    The KS4 timetable models we devised in both schools were similar and met the TVEI requirements. GCSE courses in English (and English literature), maths, double award science, French or German, humanities and core technology (on a rota) were all part of the core curriculum for all students. This also included PE/Games and Personal, Social and Health Education (PSHE) which included Careers Guidance. This still left two GCSE option blocks for art/design/technology specialisms, a third science, music, drama and a second language.

    The EBacc curriculum is the current albeit somewhat less broad and balanced version of this approach. In my view it is often wrongly attacked by those who rightly condemn other aspects of government education policy. All of the Ebacc subjects, and especially maths and science, have significant potential as effective vehicles for cognitive development. A common argument takes the form, why do ‘less academic’ school students have to learn stuff like (for example) trigonometry that they are unlikely ever use in their adult lives?

    The answer is that hopefully they will be using their brains a lot and that a well developed mind (a function of the brain) has massive universal positive application, including for the student, the maximising of choices for post-16 academic or vocational progression, that specialisation at 14 would have prematurely preempted.


  4. The problem is that the UTC model is flawed. It relies on the establishment of very small and unsustainable 14-18 schools which end up undersubscribed or full of low performing boys that have been pushed out of other schools.

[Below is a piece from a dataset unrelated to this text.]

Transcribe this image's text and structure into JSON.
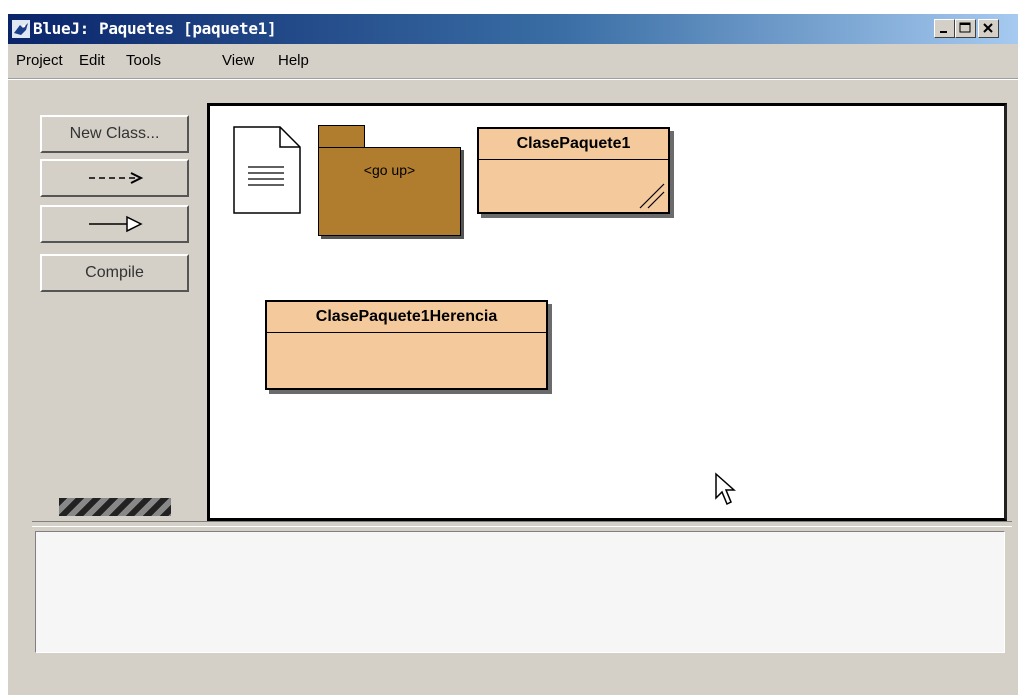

    They are too small to be viable under the current funding model and not attractive to most parents whose children are already settled into schools at the age of 11. 14 is not a natural point of transfer in our current secondary system.